**TASK ITEM**
Please copy each line below that contains the word "align".
----
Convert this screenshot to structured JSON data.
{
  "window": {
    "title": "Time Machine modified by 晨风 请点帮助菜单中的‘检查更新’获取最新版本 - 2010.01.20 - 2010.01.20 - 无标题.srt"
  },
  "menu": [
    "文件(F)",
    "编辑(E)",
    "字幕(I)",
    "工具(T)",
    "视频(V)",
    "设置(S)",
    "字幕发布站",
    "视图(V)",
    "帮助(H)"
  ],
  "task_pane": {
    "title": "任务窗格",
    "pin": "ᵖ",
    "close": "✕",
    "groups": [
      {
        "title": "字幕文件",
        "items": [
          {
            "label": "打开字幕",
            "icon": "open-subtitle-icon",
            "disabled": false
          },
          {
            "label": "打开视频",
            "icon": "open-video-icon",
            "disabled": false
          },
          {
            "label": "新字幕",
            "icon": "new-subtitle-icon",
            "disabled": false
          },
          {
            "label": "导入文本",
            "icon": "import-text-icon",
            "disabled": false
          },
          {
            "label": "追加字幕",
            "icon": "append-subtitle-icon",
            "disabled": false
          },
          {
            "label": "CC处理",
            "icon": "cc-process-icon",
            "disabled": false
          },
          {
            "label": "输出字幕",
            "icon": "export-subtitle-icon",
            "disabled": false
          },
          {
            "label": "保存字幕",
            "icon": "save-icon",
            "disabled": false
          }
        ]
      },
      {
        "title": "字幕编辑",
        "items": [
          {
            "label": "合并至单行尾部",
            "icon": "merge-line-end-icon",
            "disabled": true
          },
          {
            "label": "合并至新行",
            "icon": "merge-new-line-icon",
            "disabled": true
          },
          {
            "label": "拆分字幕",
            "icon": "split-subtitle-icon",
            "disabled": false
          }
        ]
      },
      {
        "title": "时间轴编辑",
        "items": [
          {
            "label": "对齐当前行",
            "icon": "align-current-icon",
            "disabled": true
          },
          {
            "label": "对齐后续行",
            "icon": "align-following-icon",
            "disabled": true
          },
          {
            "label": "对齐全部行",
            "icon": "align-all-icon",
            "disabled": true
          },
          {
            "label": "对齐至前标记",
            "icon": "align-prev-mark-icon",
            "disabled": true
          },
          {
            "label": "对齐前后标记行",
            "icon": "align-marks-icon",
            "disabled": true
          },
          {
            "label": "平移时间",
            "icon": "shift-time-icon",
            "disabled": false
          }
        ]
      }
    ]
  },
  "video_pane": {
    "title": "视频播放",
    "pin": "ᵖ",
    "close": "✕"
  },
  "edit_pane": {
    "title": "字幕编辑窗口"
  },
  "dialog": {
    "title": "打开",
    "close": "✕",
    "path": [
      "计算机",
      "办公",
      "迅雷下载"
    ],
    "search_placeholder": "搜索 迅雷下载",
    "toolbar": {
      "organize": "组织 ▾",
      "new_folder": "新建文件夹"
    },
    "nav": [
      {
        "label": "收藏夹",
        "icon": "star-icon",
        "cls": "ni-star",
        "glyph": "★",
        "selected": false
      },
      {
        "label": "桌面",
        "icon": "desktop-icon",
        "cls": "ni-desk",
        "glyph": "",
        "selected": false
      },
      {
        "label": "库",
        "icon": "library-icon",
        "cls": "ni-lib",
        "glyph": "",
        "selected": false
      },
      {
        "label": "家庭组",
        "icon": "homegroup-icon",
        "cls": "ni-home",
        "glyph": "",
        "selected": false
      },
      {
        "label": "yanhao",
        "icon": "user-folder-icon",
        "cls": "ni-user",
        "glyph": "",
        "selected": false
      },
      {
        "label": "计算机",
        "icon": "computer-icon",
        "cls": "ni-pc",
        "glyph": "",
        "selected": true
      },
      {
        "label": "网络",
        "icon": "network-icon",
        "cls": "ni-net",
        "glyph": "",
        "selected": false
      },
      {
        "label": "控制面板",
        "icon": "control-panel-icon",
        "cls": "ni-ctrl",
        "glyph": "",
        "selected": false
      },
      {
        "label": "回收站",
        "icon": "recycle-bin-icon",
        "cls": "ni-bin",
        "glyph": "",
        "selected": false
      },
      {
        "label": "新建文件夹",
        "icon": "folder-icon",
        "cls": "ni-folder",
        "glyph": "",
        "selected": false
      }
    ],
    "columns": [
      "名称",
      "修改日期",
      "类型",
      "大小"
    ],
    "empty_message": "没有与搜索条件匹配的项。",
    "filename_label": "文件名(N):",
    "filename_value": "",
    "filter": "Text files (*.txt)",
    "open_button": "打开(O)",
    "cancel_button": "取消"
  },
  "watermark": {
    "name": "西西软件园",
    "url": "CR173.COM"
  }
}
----
**YOUR RESPONSE**
            "icon": "align-current-icon",
            "icon": "align-following-icon",
            "icon": "align-all-icon",
            "icon": "align-prev-mark-icon",
            "icon": "align-marks-icon",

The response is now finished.